And speaking of Berchtesgaden, we got to see the city from an entirely different angle than most people—

Tony almost killed the rental car getting up the hill to see this view, but I’d say it’s worth a few stripped gears and some burning transmission fluid, right?

Okay...now onto today’s animal news.  First of all, they found the cow that had been missing down here for almost a month.  If you don’t know what I’m talking about, read the blog I wrote a couple of weeks ago (you'll find it under "August" on the right hand side of the page) called “Beware the Cow”.  As it turns out, Yvonne the Cow was found safe a hundred or so kilometers from here in a little town called Muehldorf.  It appears Germany’s long national nightmare is over.

Here’s a German dog (although not a German Shepard) who wants to say “hey” to everyone reading this—

And here are the rules German dog owners have to follow when they’re out with their pets!

On the whole, though, it seems the dogs over here are a lot mellower than American dogs.  They don’t bark as much, and they actually obey their masters when told to do something.

So...nice doggie!

Finally, I SO wish I had space in my suitcase for this—

It’s a 5 kilo container (over 10 pounds) of Nutella.  Or as I would call it, a good dinner.

Tomorrow, back to Austria for one last day of fun.


Thursday, September 1, 2011

Das Ist Das Paradies, Ja?

THURSDAY, 9/1 (September already??):

This is the view out of our hotel balcony as I write this—

Welcome to Berchtesgaden, Germany, gateway to the Berchtesgaden National Park, and a place where a weather forecast of sunny & 80 actually means thunderstorms and 55.

Oh well, nothing’s perfect, right?


We actually just arrived in Berchtesgaden a little bit ago; we spent most of the day in the fifth country on our trip so far, Austria. We’ll actually be going back there Saturday to visit Market Day in Salzburg (and to find that brothel I wrote about a couple of weeks ago) but today we visited the resort area of Zell am See—

It’s a picturesque town located on a picturesque lake in the middle of the picturesque Alps, so you’d better believe it’s crawling with tourists, even on a less than ideal weather day like today. We were actually able to sneak in our visit just before the rains began, and therefore could see cute little things like these—

And eat cute little things like these—

That’s an apple strudel smothered in a vanilla cream sauce. I believe that by eating it, my cholesterol shot up 30 points, and just by looking at the picture of the strudel, it shot up another 10. But boy, was it GOOD!

We also crashed an Austrian funeral, as well. We didn’t actually plan on crashing an Austrian funeral, but we were in a church taking this picture—

When all of a sudden four guys carrying alpine horns and dressed in lederhosen walked into the church. We were kind of curious as to why they were there, but didn’t find out until we slowly backed out of the church, heard the horns start to play, and noticed a funeral procession wheeling a casket up the walk to the church entrance. We kind of stood there, heads bowed, until the line of mourners (quite a long one, or so it seemed) wrapped up, and then we high-tailed it out of there.

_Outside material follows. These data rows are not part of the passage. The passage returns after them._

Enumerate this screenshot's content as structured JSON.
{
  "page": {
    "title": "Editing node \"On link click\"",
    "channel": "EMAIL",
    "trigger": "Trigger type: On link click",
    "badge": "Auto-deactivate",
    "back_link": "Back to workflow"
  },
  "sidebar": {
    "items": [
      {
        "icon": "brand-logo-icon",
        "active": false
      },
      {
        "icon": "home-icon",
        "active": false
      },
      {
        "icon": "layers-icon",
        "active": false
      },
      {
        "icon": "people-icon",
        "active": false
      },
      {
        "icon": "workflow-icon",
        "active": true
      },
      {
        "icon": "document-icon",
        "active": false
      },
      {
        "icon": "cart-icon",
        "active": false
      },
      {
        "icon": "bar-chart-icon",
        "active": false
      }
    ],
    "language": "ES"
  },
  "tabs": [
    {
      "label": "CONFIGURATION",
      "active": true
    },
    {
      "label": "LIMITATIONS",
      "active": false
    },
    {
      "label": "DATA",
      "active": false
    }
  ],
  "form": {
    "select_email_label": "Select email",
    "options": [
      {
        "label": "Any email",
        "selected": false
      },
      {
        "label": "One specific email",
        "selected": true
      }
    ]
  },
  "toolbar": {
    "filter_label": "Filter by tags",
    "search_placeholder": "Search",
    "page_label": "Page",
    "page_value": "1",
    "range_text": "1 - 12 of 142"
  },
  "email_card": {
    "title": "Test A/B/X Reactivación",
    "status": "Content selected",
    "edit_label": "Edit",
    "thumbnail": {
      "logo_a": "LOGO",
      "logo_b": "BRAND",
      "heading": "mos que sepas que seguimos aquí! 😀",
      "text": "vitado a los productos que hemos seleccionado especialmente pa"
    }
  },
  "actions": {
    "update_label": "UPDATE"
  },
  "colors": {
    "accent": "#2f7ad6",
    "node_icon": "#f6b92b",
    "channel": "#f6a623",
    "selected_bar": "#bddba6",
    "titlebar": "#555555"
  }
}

Guess we can cross THAT experience off of our bucket list.

Finally, we’ll wrap up today’s blog with three pictures you won’t see everywhere. The first is of a poster for an Alpine hoedown coming up soon—

The second is of a box of store brand of cereal from the Rewe chain here in Germany—

It’s funnier, I guess, if you know that “Ja!” is the German word for “yes”. So Loraine’s holding up a box of “Yes”! brand cereal.

Finally, it’s been noted that I haven’t posted a picture of me yet this trip, which is understandable because I’m the one taking most of the pictures that we’re posting. So Loraine took this one as we were walking back up a VERY long hill from the Rewe store to our hotel.

Berchtesgaden. It’s hard to take a bad picture here, even with a dork in it!